This was precisely the issue in a lawsuit that arose from an unusual decision by a board of directors in Holiday Medical Center, Inc. v. Weisman, Docket No. A-5198-08T2 (App. Div. November 17, 2010)(copy of opinion here). The deal was an odd one in that, in deciding to sell the business, the board also decided to donate most of the purchase price back to the seller, a non-profit, apparently for the tax deduction.
First of all, you have to assume that the tax deduction was legitimate. (The IRS probably would not look very kindly on a sale price inflated to generate a big tax deduction) So it is not surprising that one of the shareholders who dissented from the action and demanded to be paid fair value was unhappy when the company tried to pay her the net (after donation) share of the proceeds.
The board of Holiday Medical Center, Inc. (“HMC”), facing significant operation losses and decided to sell a nursing home facility it owned “while the assets retained some value.” HMC voted to sell the nursing home to a private school for $8 million and donate back any net proceeds in excess of $2 million. As the deal was ultimately structured, $3.3 million went to pay off the existing mortgage on the facility, $2.9 million as a charitable donation back to the school, and $2 million to HMC.
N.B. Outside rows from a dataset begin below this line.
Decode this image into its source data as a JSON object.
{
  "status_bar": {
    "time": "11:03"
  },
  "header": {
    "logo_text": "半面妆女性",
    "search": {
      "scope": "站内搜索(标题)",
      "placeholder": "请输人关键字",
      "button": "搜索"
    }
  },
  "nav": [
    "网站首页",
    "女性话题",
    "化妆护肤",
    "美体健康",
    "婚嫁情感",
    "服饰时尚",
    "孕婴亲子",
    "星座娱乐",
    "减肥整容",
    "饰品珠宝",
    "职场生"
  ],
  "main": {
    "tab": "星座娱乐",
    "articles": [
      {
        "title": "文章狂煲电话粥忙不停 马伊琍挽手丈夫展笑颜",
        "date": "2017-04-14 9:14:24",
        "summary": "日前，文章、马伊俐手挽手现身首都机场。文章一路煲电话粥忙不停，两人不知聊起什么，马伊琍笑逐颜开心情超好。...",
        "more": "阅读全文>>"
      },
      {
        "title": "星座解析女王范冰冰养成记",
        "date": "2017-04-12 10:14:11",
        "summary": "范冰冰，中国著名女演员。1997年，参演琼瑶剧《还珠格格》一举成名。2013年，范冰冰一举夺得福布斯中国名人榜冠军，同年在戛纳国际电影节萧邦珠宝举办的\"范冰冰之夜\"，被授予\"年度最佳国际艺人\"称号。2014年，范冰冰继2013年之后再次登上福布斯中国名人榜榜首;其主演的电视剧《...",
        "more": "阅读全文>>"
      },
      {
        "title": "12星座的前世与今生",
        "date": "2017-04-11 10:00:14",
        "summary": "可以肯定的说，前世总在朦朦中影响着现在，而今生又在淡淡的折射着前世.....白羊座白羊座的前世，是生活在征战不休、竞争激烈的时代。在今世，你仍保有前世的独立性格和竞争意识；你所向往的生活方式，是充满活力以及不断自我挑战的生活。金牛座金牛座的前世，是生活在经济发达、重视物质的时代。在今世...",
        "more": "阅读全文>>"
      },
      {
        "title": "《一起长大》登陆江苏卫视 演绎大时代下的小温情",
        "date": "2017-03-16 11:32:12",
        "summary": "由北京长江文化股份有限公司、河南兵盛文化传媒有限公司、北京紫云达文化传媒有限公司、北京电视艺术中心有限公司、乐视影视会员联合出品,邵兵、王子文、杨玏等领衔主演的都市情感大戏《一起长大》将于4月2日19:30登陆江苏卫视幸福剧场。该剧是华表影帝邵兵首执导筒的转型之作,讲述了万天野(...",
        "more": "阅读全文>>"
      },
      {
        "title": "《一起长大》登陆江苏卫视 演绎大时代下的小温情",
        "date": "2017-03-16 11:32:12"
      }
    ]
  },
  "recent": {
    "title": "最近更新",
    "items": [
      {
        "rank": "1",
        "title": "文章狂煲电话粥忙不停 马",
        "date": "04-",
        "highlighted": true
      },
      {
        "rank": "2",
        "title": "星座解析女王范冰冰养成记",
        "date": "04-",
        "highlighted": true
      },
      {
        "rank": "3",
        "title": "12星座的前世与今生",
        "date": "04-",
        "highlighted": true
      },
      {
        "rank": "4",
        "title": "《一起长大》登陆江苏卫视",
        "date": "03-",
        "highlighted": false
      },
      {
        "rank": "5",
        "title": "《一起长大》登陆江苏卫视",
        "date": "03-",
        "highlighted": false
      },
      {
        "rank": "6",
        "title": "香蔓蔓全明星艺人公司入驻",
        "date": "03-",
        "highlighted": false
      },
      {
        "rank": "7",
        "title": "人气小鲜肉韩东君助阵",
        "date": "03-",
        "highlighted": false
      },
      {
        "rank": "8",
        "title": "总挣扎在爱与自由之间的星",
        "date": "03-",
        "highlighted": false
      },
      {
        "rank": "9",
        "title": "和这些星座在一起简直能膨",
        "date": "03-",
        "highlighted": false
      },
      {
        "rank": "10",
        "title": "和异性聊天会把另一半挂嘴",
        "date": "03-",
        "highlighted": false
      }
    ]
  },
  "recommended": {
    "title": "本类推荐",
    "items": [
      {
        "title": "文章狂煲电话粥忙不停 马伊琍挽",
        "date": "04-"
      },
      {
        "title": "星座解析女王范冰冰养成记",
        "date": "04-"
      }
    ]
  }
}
Plaintiff, a 5 percent shareholder, argued that her fair value should be based on either the going concern value of $5.54 million or the liquidation value of $7 million. The trial court accepted the argument that a going concern measure should be applied, but then decided that the sale transaction, with all its wrinkles, was the best indication of the actual value of the business. When the plaintiff, objected, the court fell back on the business judgment rule.
The Business Judgment Rule
The business judgment rule cloaks the directors and officers in a presumption that favors the disputed decision. In order to strip this presumption, a shareholder must first show that the officers or directors engaged in “fraud, self-dealing, or unconscionable conduct.” If the shareholder is successful in making this showing, the burden shifts to the directors and officers to show that the decision was fair to the corporation. In re PSE&G Shareholder Litigation, 173 N.J. 258, 276-277 (2002). Courts will analyze every decision that aggrieves a shareholder through the lens of the business judgment rule.
Holiday Medical reflects the reluctance of courts to undo a board’s decision absent a clear showing of misconduct by the directors. Even in this unorthodox sale in which a significant portion of the proceeds was donated back to the buyer, presumably for preferable tax treatment, the business judgment rule barred the trial court from questioning this move with no evidence of “bad faith, self-dealing or fraud.” If a shareholder seeks to upend a board decision, the evidence of some misconduct must be clear and convincing.
But here’s the rub: shouldn’t the statutory fair value of a dissenting shareholder’s interest be the same, regardless of whether the deal the board wants to make turns out be smart or unwise. That is the whole point of dissent, fair value is judged from a point before the disputed transaction (merger or sale). If the court is just going to look at the actual transaction as the value, using the lens of the business judgment rule, what’s the point? The dissenter’s rights are completely elusive.
Attorneys Fees and Tricky Arithmetic
One of the other issues on appeal was the trial court’s denial of attorney’s fees. In the end, plaintiff’s net result was an increase of the payment she would receive from $80,000 to almost $100,000. Reading between the lines, it appears that on her best day, she was probably entitled to no more than another $25,000 if had she prevailed in her principal argument.
Two trials and two appeals. You have to question the math. Plaintiff sought an award of attorney’s fees, available under the statute, but not surprisingly it was rejected by the court. No doubt the litigation costs long ago exceeded the potential return (unless the fee award was granted).